Make your video
OK, let’s do this!
Get dressed in your concert outfit.
Stand in front of your background, head up and shoulders back, and light yourself well.
- Make sure to record in landscape (horizontal) view. If your smart phone is in the upright position, you’re doing it wrong!
Fill the video frame with your head and upper body. (See the photo of Cynthia below? That’s what we’re looking for.) If you don’t have someone to assist, you’ll need to make some practice recordings until you get the framing right.
- If you haven’t memorized your music, print the lyrics on a cue card and place it right behind the camera. It’s better than looking down at your score.
- Don’t use headphones. The audio that’s created here won’t be used, so background noise isn’t important. You don’t even have to actually sing if you don’t want to—just try to closely match your mouth movements to your recorded voice.
Start recording video, and stand with a pleasant (or passionate) expression for at least 2 seconds BEFORE starting the Soundtrap recording. This juggling act might be the most challenging part of the whole process! Try to figure out a way to turn on the audio without bending over. (One suggestion: Play the Soundtrap recording on your phone, which if held in your hand won’t be visible.)
- Lip sync with passion!
- Repeat until you get a video that makes you happy.
Send your video
After you are satisfied with your recording, you’ll send it to Mark. There are three ways to do this:
Send your video file to DropBox
- Go to the app on your phone or computer where you can see your new video (usually called Photos or Gallery, depending on your device).
- Share it to your favorite place to save files. This might be your computer’s Downloads folder or Dropbox—again, this will depend on what device you’re using. The goal is to get the video in a place where you can easily upload it to Mark, which tends to be easier on a Mac or PC than on a phone or tablet.
- Mark will send an email with a special Dropbox link just for videos for each particular song. Clicking on the link will open your browser to a page that looks like this:
Click “Add files” and then “Files from Computer.”
- 3/12/21 UPDATE: It appears that Dropbox now requires you to register as a user—and in the case of the iPhone, to download the Dropbox app—before you can add files. So if you are not currently a dropbox user, these added steps will be necessary before you can proceed.
Browse and find the video file. It should have an extension of either .mp4 or .mov.
Double click the file or drag it into the window. The upload will begin. This should take a few minutes. When it’s done, you’ll see a screen that says “Finished uploading.

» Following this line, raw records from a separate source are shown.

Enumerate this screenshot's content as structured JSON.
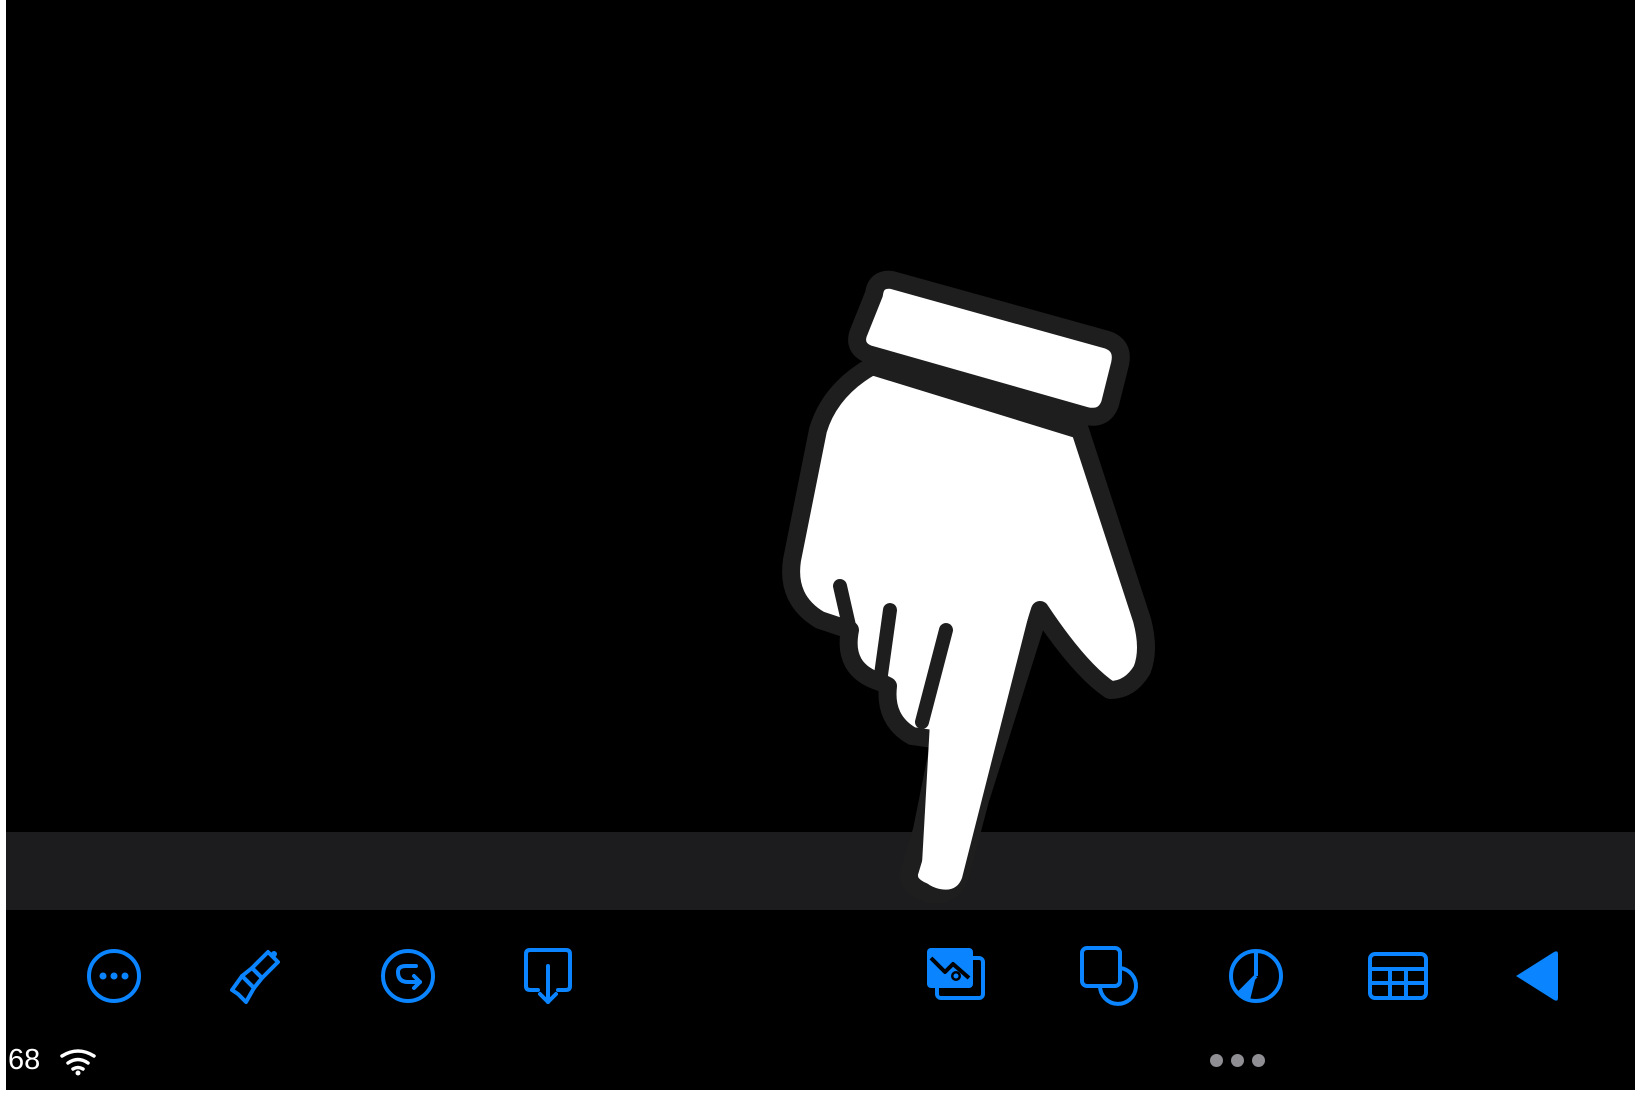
{
  "status": {
    "battery_text": "68",
    "wifi_icon": "wifi-icon",
    "page_dots_icon": "ellipsis-dots-icon"
  },
  "toolbar": {
    "items": [
      {
        "name": "more-options-button",
        "icon": "ellipsis-circle-icon"
      },
      {
        "name": "format-brush-button",
        "icon": "paintbrush-icon"
      },
      {
        "name": "animate-button",
        "icon": "arrow-circle-icon"
      },
      {
        "name": "insert-button",
        "icon": "insert-down-arrow-icon"
      },
      {
        "name": "media-button",
        "icon": "photos-icon"
      },
      {
        "name": "shapes-button",
        "icon": "shapes-icon"
      },
      {
        "name": "chart-button",
        "icon": "pie-chart-icon"
      },
      {
        "name": "table-button",
        "icon": "table-icon"
      },
      {
        "name": "collapse-button",
        "icon": "triangle-left-icon"
      }
    ]
  },
  "colors": {
    "accent": "#0a84ff",
    "background": "#000000",
    "strip": "#1c1c1e",
    "dots": "#8e8e93"
  },
  "overlay": {
    "icon": "pointing-hand-icon"
  }
}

We’ll let Mark Reppert know you uploaded files.”
Pat yourself on the back!
Note: iPhone/iPad users can access their Photos directly from the Dropbox link Mark sends out. So simply click “Add files,” select Photo Library, and select the video. Add your name and email address, and click “Upload,” and you’re done.
Share your video using Google Photos
For this, you’ll need to have the Google Photos app on your device and allow it to access your photos.
- Open Google Photos.
- Select the video file.
- Tap the Share icon.
- Click “Share to …”
- Click Mail or Email.
- Send to firstname.lastname@example.org.
Send your video file via email
Note: At first glance, this might seem to be the easiest option. Unfortunately, video files are large, and not every email server will send them through. So consider this a last resort.
From the Photos or Gallery app, share the video file to email.
Input Mark’s email address: email@example.com
- Hit “send” or “share.”
- Hope for the best.
Questions about any of this? Contact one of the “tres techies”:
Howie (for PC users) Howie.Seay@bd.com
Michael (for Mac users): firstname.lastname@example.org
Mark (for everyone) email@example.com